How The Washington Post plans to break news on Snapchat
The Washington Post is building a Snapchat Discover team as the company plans to produce multiple daily editions for the platform every day of the week.
On Monday, The Washington Post launched on Snapchat Discover, the media section of the popular messaging app that offers daily content from 40-something publishers including BuzzFeed, ESPN, CNN and Refinery29. Unlike other Discover partners, The Washington Post plans to be a source of breaking news content on the platform, which means posting new editions multiple times a day, every day. The number of times The Post publishes to Snapchat Discover will depend on the news cycle, but it’s expected to roll out new content at least twice a day within its daily edition.
“There are a lot of publishers [on Snapchat Discover] that publish only once a day or once a week,” said Christopher Meighan, director of emerging news products for The Washington Post. “Social platforms are so in the moment, to not have a breaking news presence, seemed to be a gap that needed to be filled.”
The Post’s Discover content will be overseen by Meighan and his 20-person emerging news products team, which includes designers, editors and producers. Currently, The Post has two to five internal staffers dedicated to Snapchat Discover every day, depending on whether the team is focusing on breaking news content or longer features that require more hands.
The Post does plan to staff up as it creates a new team fully dedicated to Snapchat Discover content, which will include editors, designers, motion graphics experts and video producers and editors. This could include hiring new staffers from outside the company. Meighan said The Post is still “nailing down the exact amount of bodies” it will need for the platform. Another source at the company said it could be as many as 14 people. Most Snapchat Discover publishers tend to have anywhere from five- to 10-person Snapchat Discover teams.
While breaking news content will be the biggest area of focus, The Post also plans to publish longer form written features and video content — users swipe up to read articles and watch longer videos — on Snapchat Discover. With video, that means three- to four-minute videos and working with members from The Post’s video team, which the publisher plans to grow from 40 to 70 people this year.
“There’s a lot of interest in this from across the newsroom, whether that’s traditional designers, motion graphics, video, copy editors, editors, our social team” Meighan said. “We’re going to have a lot of people trained on it to have a deeper bench.”
While The Washington Post is new to Snapchat Discover, it’s no stranger to the platform. It has maintained a personal account where its journalists have been regularly publishing live news coverage of events such as the Baltimore riots.
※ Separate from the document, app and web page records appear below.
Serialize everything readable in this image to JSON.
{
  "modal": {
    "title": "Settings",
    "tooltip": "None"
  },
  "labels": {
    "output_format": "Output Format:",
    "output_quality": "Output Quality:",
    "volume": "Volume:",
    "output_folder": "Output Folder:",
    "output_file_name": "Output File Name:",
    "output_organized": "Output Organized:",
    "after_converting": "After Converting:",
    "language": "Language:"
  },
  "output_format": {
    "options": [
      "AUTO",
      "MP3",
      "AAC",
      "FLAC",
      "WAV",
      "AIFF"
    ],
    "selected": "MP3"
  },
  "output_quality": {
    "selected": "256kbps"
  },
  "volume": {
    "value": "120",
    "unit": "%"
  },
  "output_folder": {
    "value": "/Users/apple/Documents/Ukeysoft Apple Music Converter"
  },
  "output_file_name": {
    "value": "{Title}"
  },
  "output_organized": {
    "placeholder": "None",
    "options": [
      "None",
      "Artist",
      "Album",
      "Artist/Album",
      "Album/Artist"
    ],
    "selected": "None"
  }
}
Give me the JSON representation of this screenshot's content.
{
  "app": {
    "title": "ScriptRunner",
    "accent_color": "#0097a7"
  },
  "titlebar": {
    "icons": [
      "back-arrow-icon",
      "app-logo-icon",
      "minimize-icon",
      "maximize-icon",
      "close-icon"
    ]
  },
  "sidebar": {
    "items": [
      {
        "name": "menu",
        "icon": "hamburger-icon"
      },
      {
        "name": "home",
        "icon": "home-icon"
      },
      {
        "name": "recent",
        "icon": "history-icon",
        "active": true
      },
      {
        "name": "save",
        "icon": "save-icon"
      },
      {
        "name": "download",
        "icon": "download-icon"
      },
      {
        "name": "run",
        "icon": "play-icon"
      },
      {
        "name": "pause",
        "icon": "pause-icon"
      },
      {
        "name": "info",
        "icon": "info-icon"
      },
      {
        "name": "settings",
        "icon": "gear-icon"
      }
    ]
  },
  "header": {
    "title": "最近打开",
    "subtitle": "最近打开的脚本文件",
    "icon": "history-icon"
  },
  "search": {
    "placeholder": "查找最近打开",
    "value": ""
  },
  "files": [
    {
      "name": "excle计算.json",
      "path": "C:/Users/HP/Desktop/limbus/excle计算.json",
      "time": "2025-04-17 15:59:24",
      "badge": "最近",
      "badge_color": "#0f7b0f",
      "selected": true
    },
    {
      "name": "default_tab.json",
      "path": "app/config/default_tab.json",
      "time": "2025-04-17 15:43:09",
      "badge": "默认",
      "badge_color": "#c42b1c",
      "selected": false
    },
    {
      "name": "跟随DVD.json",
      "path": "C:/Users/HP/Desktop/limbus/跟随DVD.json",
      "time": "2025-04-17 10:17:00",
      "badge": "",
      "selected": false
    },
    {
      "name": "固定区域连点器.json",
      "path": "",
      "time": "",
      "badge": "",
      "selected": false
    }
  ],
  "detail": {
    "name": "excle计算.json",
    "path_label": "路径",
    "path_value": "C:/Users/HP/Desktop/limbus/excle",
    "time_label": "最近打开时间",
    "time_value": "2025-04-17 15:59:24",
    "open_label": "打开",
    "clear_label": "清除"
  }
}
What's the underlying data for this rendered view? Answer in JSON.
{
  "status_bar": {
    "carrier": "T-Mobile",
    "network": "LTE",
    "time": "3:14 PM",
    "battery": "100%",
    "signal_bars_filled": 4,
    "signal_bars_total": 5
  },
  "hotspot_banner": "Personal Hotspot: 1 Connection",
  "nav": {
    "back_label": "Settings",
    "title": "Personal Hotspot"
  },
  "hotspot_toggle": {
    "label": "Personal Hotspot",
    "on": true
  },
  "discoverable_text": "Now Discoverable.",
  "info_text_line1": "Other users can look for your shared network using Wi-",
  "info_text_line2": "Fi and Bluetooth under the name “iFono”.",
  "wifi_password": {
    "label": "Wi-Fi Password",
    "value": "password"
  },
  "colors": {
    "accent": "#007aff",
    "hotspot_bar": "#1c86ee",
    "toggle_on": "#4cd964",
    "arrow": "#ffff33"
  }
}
The Post has also been investing in vertical video, which includes creating vertical video content and ads for The Post’s own site and apps.
“You want people to come to you, but you also have to go where the audience is,” said Meighan. “We feel we can contribute to the conversation on Discover.”
Snapchat, for its part, has been ramping up the activity on Discover as its parent company hurtles toward an IPO. Discover, which used to be an exclusive list of 20-something media partners, now has more than 40 globally. Recent additions include Entertainment Weekly and Essence from Time Inc., Turner’s Bleacher Report and The New York Times.
Why ethical dilemmas are putting brands and their media buying in the spotlight
As the U.S. presidential inauguration comes to pass, marketers are increasingly aware that what they buy has an impact on society.
‘Elevate the next generation’: As social platforms begin Black creator programs, critics say they need to do more
As social platforms launch Black creator programs, Black creators say they need to do more in support of diverse creative voices.
‘Media responsibility is now corporate social responsibility’: Marketers reassess brand safety controls to navigate a divided America
Keyword blocklists are increasingly part of rather than the crux of brand suitability strategies.
SponsoredThe evolution of shoppable content lies in social media streams
With the physical and social aspects of shopping stripped away due to various lockdown restrictions around the globe, shoppable social media is poised to fill the void. In a recent example, Instagram launched its Reels and Shop tab for users to connect with brands and creators — and to discover products. The social media platform will […]
‘Connect the dots’: Why publishers are investing in local media to round out big national stories
Publishers are sensing an opportunity and a responsibility in 2021 to invest more money and focus in reporting out national stories at a local level.
“Covid was a huge catalyst”: Brands look to maintain improvements in returns process
A report by PwC found that 53% of consumers said return policies impacted where they choose to shop.